(AVAILABLE RECORDS)
=======

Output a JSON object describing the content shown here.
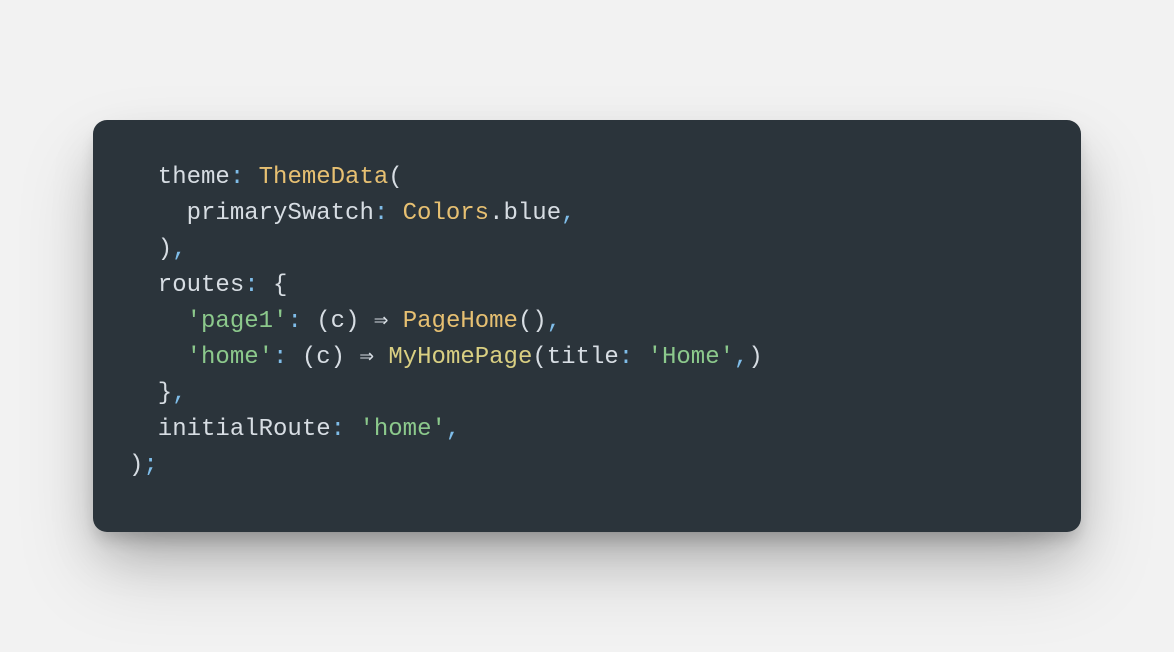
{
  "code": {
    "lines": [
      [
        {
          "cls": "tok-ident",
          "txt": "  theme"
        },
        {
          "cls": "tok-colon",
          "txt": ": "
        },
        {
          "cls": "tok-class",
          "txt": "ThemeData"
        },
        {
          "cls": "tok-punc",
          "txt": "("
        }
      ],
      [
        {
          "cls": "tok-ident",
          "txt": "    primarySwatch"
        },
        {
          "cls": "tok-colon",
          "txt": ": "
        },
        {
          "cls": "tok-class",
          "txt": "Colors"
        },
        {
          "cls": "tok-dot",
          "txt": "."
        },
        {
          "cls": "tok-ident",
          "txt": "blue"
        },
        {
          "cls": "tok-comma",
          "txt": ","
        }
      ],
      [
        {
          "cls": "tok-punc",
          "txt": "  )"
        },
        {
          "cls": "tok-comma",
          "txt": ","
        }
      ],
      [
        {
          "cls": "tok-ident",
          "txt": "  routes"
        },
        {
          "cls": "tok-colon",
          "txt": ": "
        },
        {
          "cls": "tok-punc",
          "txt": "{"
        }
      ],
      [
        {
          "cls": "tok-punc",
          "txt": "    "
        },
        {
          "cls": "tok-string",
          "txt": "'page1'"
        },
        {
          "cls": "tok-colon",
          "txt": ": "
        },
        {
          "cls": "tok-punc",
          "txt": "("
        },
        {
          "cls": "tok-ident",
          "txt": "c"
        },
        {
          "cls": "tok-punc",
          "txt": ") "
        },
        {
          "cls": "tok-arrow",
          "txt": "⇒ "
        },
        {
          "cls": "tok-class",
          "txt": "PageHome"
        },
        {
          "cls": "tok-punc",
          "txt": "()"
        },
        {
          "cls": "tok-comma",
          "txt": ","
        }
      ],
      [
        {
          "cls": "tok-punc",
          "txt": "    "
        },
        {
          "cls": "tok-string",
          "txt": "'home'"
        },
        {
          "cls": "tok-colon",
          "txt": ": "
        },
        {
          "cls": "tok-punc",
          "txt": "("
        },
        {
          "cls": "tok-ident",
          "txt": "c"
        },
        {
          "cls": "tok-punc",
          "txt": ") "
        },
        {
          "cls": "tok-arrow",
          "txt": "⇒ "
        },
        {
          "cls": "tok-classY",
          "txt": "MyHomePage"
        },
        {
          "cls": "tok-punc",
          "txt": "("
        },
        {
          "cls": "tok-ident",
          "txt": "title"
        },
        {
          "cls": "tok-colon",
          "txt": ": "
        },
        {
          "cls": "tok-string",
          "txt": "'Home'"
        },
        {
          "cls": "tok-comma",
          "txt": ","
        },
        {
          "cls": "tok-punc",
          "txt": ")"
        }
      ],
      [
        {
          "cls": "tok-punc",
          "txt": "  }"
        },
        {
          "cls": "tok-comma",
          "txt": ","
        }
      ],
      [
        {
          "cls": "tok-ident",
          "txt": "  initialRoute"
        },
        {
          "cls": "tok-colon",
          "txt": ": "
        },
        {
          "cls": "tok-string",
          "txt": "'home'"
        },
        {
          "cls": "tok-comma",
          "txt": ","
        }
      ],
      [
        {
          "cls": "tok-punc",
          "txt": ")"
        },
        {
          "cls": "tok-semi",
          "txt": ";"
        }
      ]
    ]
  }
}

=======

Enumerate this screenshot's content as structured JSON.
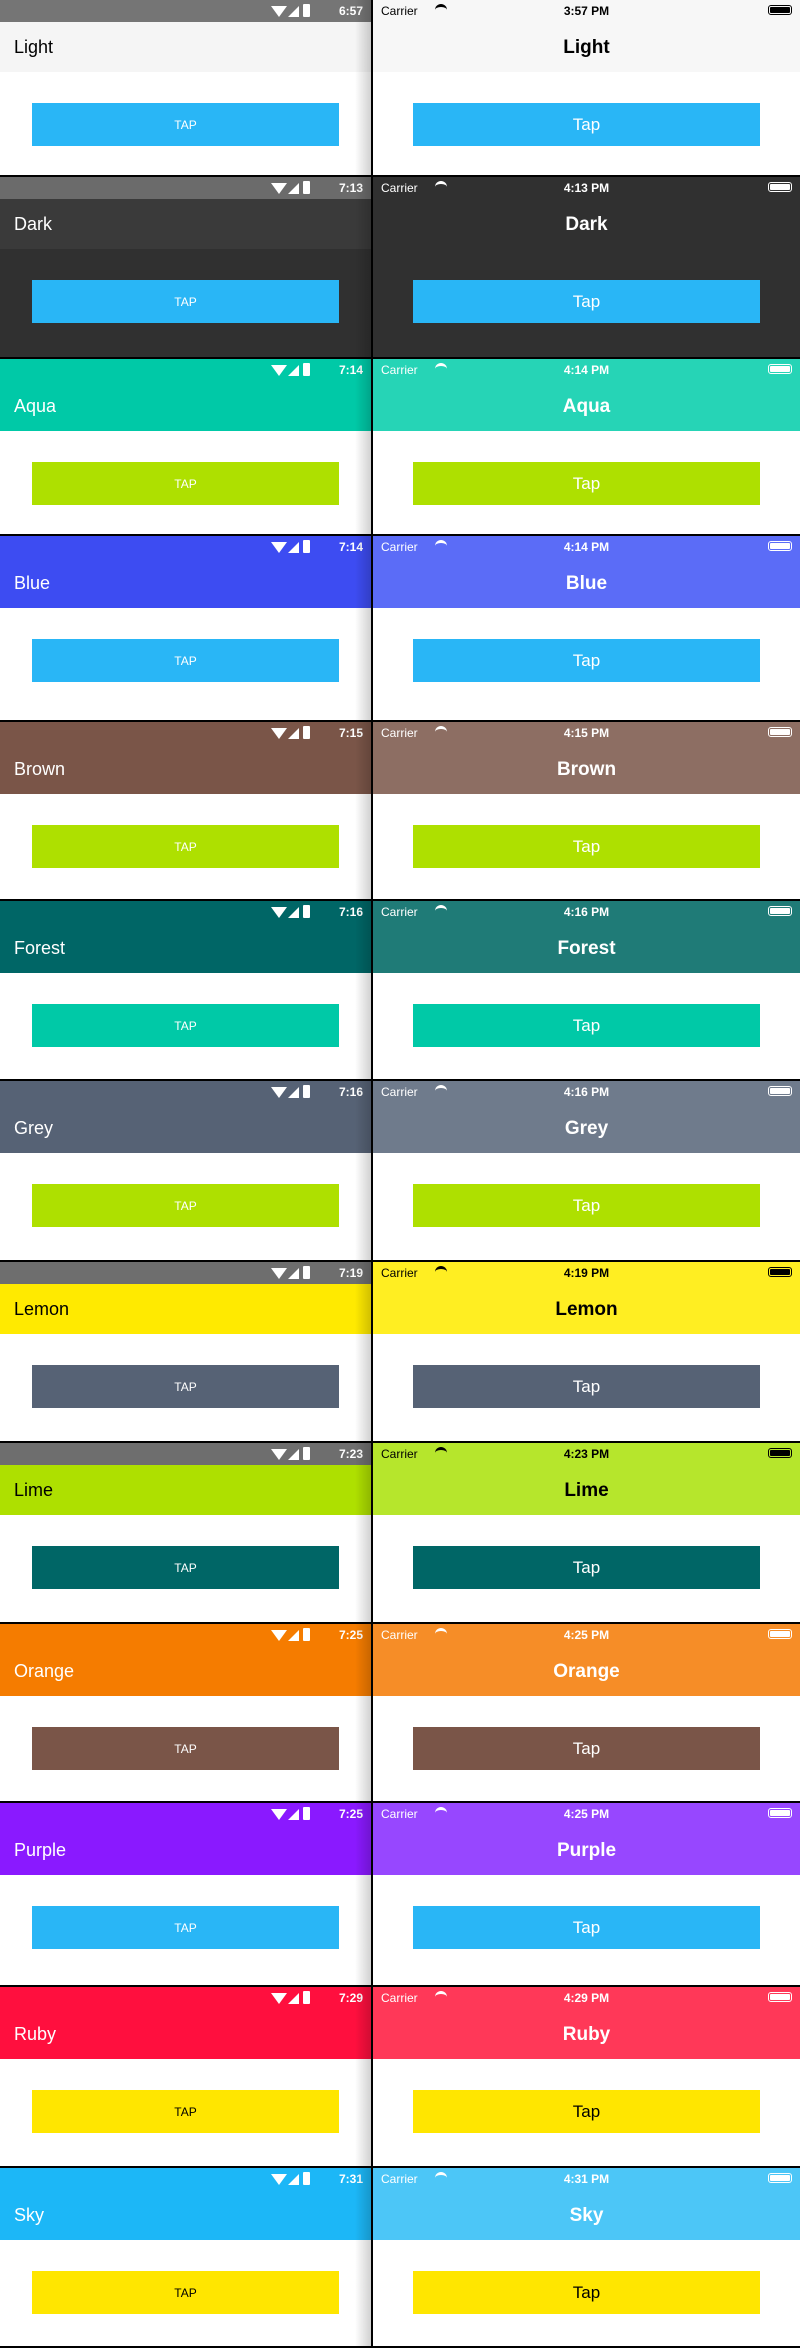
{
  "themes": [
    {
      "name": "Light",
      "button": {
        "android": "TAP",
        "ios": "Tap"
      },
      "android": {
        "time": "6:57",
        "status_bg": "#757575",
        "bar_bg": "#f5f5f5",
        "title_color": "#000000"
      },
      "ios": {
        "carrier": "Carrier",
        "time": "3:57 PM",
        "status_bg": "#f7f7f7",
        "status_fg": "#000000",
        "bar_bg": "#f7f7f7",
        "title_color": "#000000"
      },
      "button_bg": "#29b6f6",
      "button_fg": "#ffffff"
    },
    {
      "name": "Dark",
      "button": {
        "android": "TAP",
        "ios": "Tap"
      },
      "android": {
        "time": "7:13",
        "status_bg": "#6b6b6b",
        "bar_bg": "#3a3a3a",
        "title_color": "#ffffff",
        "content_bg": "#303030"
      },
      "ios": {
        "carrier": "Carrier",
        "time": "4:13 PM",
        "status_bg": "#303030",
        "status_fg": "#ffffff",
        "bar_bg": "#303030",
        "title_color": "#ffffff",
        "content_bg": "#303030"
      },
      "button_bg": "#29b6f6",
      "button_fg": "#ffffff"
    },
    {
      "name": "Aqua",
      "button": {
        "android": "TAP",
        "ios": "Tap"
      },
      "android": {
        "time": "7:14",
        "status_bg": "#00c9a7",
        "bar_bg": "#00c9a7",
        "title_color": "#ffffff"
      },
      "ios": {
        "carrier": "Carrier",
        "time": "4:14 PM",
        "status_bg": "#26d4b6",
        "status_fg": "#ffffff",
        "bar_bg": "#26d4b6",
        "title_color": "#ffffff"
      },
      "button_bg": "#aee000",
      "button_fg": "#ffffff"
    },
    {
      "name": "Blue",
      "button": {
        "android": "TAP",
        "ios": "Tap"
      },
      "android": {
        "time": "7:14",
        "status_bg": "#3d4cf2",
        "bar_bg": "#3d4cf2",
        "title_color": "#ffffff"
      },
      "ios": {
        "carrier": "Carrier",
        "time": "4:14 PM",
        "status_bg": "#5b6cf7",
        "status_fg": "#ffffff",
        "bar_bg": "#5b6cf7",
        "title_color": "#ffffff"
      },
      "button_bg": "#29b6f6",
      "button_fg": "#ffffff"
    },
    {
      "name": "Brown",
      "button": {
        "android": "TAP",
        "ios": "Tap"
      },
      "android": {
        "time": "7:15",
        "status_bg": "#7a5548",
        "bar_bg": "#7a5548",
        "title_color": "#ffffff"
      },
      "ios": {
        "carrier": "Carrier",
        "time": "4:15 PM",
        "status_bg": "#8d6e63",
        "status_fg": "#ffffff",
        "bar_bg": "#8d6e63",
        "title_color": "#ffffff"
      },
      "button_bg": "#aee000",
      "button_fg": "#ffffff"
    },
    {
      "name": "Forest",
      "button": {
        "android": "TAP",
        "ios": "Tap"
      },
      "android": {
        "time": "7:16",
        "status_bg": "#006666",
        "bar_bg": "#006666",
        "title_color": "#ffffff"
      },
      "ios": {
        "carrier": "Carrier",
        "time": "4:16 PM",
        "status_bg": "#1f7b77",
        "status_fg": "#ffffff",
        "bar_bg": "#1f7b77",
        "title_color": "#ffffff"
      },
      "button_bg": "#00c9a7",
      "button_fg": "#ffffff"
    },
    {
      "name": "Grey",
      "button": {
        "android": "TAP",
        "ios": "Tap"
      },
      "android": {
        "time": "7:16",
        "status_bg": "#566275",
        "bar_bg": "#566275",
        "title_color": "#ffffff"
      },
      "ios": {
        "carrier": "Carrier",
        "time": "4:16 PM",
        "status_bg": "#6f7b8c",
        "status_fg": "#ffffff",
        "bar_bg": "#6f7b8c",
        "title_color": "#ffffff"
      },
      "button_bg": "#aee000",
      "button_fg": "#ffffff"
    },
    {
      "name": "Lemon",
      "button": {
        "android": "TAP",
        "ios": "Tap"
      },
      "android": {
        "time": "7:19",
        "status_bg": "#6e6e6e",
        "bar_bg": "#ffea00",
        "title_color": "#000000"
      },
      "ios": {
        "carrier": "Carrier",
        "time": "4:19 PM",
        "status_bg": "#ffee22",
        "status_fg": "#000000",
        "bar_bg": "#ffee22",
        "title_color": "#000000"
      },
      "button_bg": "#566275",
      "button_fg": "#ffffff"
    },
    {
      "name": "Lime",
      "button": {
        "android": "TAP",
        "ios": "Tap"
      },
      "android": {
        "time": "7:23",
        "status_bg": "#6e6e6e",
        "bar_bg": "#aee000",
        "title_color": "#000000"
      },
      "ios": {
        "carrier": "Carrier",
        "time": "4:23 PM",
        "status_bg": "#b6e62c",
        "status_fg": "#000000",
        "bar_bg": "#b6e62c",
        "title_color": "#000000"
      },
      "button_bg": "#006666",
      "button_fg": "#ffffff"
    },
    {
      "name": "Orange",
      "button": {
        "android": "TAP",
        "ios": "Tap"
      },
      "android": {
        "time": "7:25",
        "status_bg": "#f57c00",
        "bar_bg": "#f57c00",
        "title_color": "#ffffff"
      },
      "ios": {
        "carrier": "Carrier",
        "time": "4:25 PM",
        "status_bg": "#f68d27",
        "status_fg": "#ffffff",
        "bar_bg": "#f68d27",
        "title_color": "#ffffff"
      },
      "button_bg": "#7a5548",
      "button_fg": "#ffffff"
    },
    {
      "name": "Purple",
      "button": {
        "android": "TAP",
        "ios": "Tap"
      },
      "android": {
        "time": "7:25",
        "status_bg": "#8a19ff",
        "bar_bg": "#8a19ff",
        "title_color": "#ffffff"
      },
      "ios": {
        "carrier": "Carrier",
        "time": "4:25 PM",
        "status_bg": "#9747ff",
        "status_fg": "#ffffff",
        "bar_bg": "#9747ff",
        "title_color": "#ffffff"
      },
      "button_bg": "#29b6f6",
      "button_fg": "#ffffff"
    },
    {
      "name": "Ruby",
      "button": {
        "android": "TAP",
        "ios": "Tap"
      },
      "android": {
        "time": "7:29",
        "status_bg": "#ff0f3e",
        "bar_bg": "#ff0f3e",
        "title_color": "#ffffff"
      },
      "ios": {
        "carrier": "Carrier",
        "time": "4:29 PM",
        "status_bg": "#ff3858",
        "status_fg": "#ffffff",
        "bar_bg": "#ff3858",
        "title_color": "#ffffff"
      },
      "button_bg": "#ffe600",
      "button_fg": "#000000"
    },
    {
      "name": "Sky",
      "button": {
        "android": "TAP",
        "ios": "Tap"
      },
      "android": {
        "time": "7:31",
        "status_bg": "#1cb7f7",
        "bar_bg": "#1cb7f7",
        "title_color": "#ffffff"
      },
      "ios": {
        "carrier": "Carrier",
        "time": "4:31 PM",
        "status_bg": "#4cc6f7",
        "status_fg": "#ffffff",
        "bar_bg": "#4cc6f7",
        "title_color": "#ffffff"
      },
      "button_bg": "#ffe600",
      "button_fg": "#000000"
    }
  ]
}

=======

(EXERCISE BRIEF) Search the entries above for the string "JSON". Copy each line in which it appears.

(EXERCISE RESULT)
Output a JSON object describing the content shown here.
Enumerate this screenshot's content as structured JSON.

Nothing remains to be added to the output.